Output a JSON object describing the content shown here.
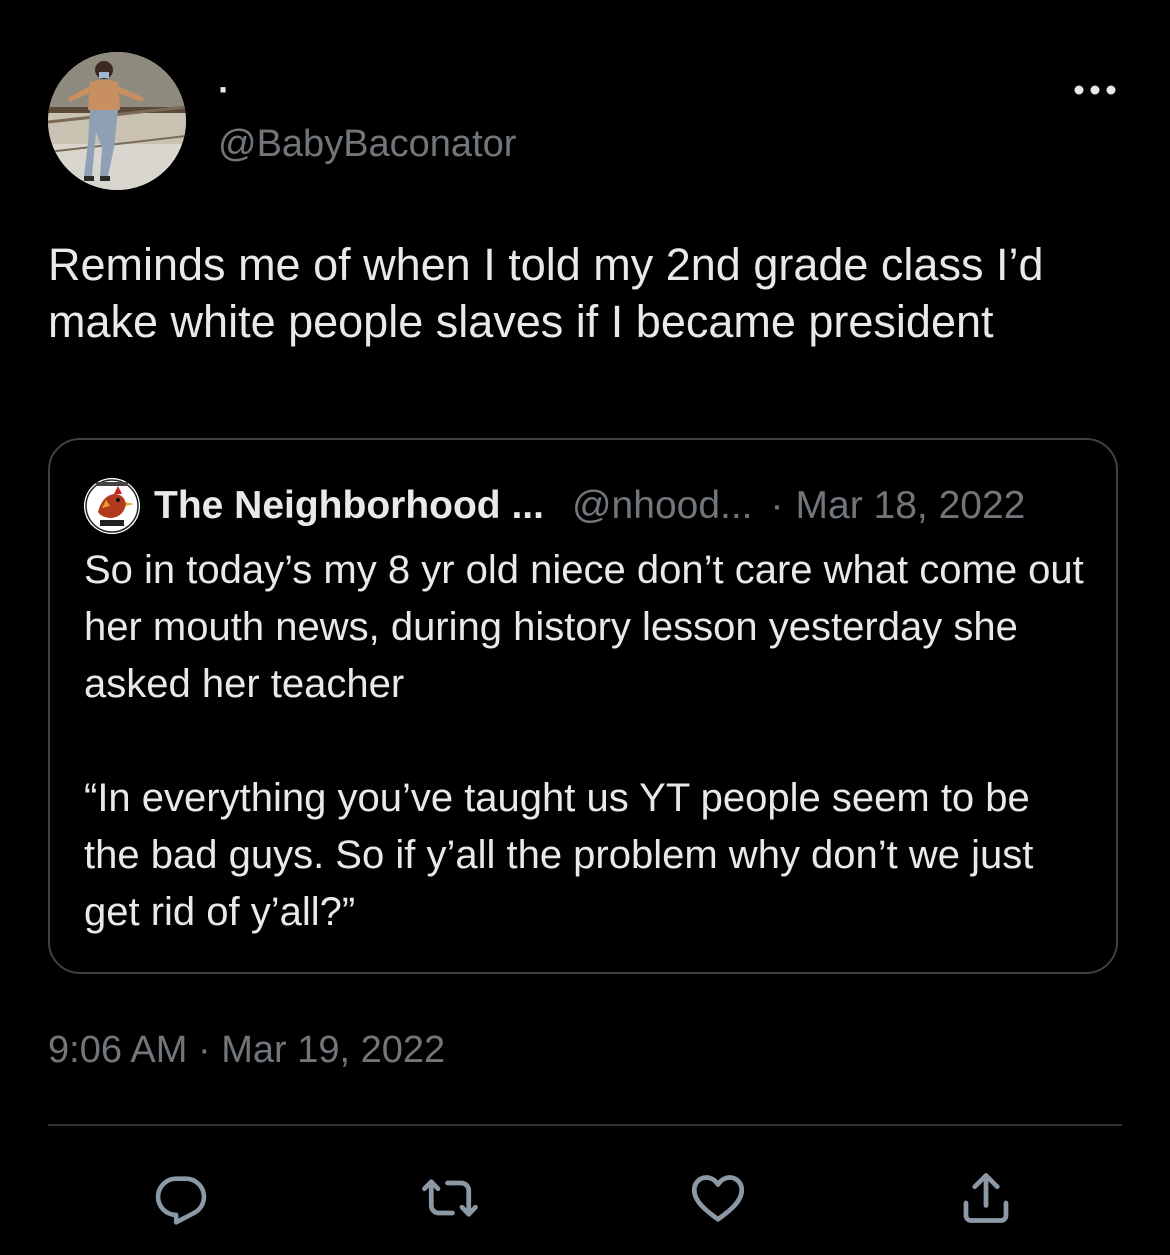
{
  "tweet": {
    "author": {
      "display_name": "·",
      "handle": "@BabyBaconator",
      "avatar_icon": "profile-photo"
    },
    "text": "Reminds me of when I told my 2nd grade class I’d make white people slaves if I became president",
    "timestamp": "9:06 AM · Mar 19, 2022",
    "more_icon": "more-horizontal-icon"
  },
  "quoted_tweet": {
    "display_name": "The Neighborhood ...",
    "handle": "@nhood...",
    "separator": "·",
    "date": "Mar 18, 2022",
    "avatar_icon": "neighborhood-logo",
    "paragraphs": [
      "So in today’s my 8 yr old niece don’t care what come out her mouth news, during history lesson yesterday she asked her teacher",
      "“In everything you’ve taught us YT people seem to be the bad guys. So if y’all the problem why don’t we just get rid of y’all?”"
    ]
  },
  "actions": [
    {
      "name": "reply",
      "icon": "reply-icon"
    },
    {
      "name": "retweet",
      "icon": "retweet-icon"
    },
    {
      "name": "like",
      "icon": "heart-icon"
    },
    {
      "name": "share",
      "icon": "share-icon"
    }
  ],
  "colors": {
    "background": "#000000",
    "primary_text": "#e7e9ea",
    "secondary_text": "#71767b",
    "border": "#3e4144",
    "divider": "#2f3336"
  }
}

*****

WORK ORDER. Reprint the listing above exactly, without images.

EXPECTED ANSWER.
Output a JSON object describing the content shown here.
{
  "tweet": {
    "author": {
      "display_name": "·",
      "handle": "@BabyBaconator",
      "avatar_icon": "profile-photo"
    },
    "text": "Reminds me of when I told my 2nd grade class I’d make white people slaves if I became president",
    "timestamp": "9:06 AM · Mar 19, 2022",
    "more_icon": "more-horizontal-icon"
  },
  "quoted_tweet": {
    "display_name": "The Neighborhood ...",
    "handle": "@nhood...",
    "separator": "·",
    "date": "Mar 18, 2022",
    "avatar_icon": "neighborhood-logo",
    "paragraphs": [
      "So in today’s my 8 yr old niece don’t care what come out her mouth news, during history lesson yesterday she asked her teacher",
      "“In everything you’ve taught us YT people seem to be the bad guys. So if y’all the problem why don’t we just get rid of y’all?”"
    ]
  },
  "actions": [
    {
      "name": "reply",
      "icon": "reply-icon"
    },
    {
      "name": "retweet",
      "icon": "retweet-icon"
    },
    {
      "name": "like",
      "icon": "heart-icon"
    },
    {
      "name": "share",
      "icon": "share-icon"
    }
  ],
  "colors": {
    "background": "#000000",
    "primary_text": "#e7e9ea",
    "secondary_text": "#71767b",
    "border": "#3e4144",
    "divider": "#2f3336"
  }
}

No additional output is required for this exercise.